Given his earlier remarks about Scottish independence, one may conclude that the peaceful, broad-based, multi-nationality, multi-ethnic and legally agreed Scottish independence campaign is one of the “forces threatening to tear Britain apart”.

This is inflammatory nonsense from an apparently extreme, romantic British nationalist.

He is strangely obscure - almost silent - on the State of Israel, its extreme brand of religious and secular nationalism, and its behaviour towards the Palestinian people. A word about that situation, which does threaten the peace and stability of the world, and has done for 66 years, would be most welcome,  Simon Schama.

Wednesday, 20 March 2013

Man or Myth – a strange article in Radio Times this week

Radio Times carries a full page article on page 25 headed 'Man or Myth’ by Dr. Fiona Watson of Dundee University in a Q&A format, talking to James Gill of Radio Times.
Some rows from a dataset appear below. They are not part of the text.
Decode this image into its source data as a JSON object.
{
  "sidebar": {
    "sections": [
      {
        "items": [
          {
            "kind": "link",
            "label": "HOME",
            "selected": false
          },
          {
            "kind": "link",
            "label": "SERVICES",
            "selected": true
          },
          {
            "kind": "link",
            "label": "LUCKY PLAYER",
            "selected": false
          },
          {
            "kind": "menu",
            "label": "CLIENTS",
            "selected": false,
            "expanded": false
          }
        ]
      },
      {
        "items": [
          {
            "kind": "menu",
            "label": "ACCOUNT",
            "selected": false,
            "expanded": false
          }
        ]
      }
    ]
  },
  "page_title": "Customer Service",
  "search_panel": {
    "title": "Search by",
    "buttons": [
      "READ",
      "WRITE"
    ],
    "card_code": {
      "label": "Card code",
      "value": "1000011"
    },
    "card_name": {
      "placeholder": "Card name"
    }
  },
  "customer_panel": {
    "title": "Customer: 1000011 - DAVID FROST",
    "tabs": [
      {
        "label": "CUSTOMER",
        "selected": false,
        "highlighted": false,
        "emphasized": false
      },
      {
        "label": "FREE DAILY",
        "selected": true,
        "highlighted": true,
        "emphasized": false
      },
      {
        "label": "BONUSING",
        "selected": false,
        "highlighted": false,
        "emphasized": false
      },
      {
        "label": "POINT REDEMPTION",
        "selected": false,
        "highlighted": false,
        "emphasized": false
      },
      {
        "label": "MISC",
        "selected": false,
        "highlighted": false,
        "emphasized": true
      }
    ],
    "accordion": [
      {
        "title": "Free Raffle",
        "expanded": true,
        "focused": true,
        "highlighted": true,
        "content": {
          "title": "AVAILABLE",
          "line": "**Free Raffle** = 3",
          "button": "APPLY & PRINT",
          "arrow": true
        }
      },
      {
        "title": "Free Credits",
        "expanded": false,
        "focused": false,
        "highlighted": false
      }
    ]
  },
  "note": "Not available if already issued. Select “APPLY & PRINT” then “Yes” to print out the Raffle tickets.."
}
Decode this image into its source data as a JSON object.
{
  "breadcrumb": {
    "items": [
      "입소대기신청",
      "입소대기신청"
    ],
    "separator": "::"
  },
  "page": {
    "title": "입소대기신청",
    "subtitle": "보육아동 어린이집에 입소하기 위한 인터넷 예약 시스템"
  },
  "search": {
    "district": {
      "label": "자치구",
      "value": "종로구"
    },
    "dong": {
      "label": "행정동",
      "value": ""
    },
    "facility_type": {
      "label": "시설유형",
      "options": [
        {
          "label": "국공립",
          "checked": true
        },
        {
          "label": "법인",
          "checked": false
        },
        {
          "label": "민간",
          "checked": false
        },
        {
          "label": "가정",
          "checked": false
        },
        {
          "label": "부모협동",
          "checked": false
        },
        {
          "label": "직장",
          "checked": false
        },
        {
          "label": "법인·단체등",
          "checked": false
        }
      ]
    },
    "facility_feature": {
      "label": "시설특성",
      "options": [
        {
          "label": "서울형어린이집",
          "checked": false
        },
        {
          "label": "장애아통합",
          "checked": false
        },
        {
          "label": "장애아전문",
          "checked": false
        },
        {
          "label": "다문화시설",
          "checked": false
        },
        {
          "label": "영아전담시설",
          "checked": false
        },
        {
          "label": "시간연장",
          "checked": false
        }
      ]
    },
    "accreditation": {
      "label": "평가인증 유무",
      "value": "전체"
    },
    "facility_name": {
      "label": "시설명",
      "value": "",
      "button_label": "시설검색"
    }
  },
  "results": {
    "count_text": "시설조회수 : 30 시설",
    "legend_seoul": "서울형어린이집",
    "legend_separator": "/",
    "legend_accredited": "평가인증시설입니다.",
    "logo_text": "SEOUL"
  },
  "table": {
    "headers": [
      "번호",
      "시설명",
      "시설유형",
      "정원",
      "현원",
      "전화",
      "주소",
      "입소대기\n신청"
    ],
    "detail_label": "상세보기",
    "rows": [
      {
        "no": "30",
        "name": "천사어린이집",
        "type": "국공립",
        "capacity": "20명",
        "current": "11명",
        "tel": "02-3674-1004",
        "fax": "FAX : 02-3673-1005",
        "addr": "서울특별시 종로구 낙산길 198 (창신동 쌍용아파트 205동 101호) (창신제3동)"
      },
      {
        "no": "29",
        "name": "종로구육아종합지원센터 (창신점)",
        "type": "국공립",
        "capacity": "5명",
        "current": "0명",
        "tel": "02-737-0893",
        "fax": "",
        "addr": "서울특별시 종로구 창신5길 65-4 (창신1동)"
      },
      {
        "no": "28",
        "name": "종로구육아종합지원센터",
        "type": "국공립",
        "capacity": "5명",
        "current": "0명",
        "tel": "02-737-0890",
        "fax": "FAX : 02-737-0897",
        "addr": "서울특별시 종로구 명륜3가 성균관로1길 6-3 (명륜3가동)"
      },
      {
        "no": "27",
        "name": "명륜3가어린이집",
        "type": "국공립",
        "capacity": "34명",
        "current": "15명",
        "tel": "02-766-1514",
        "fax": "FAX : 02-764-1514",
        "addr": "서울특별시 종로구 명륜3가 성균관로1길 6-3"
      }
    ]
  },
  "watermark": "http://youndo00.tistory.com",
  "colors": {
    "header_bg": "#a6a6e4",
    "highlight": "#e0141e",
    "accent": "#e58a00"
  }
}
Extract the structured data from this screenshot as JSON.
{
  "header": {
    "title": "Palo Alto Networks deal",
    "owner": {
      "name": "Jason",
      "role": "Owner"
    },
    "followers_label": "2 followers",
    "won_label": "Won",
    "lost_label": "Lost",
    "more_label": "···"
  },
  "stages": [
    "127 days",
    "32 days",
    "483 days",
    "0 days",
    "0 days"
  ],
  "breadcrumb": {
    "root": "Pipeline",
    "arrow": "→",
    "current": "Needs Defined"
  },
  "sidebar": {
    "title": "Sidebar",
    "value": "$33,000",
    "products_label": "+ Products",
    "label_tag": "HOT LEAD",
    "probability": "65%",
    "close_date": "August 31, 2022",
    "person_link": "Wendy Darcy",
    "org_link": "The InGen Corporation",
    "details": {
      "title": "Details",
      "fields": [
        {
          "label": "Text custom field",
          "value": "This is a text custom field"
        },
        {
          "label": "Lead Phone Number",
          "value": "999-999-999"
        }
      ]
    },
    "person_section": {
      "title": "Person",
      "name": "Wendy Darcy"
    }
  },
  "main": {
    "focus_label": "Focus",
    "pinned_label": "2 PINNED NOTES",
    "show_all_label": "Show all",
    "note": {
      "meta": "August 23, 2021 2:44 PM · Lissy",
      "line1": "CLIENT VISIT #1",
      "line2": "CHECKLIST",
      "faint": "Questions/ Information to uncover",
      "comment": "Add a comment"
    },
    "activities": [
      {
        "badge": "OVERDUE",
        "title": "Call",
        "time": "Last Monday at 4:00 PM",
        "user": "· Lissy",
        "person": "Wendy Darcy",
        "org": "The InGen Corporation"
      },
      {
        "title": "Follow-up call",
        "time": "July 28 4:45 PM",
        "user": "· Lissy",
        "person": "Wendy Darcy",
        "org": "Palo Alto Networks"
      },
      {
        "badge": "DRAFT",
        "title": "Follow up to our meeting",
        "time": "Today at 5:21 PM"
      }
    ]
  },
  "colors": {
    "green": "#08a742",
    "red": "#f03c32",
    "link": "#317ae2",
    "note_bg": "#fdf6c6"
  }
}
The rationale for commissioning this appears to be a link to ‘Bloody Tales’ screened on Monday next by National Geographic channel.

Dr. Watson’s final comment ‘Braveheart is more fiction than  fact ..’ etc. makes reference to Alex Salmond, the SNP, xenophobia, anti-English sentiment and devolution. I have emailed Dr. Watson, a respected historian - whom I am sure has no political motivation in making such comments – to point out that neither Alex Salmond, the SNP nor the independence movement is  anti-English or xenophobic and has never sought to endorse or exploit the ‘Braveheart’ film, with all its manifest Hollywood inaccuracies.

I have also observed that the SNP and the independence movement celebrates William Wallace as a great Scottish historical figure (as do most Scots) who is most certainly not a myth, and I have referred her to the words of the great English historian George Macaulay Trevelyan, the great nephew of  Macaulay and the last historian writing in the Whig traditions, and the following extract from his History of England(1937) -

“A guerrilla chief of genius, a tall man of iron strength, who suddenly appears on the page of history, as if from nowhere, defeated at Stirling Bridge an English Army under its blundering feudal chief, the Earl of Warenne, of quo Warranto fame. Thence William Wallace broke ravaging into Northumberland and Cumberland.

This unknown knight, with little but his great name to identify him in history, had lit a fire which nothing since has ever put out.

Here, in Scotland, contemporaneously with very similar doings in Switzerland, a new ideal and tradition of wonderful potency was brought into the world; it had no name then, but now we should call it democratic patriotism. It was not the outcome of theory. The unconscious qualities of a people had given it reality in a sudden fit of rage. “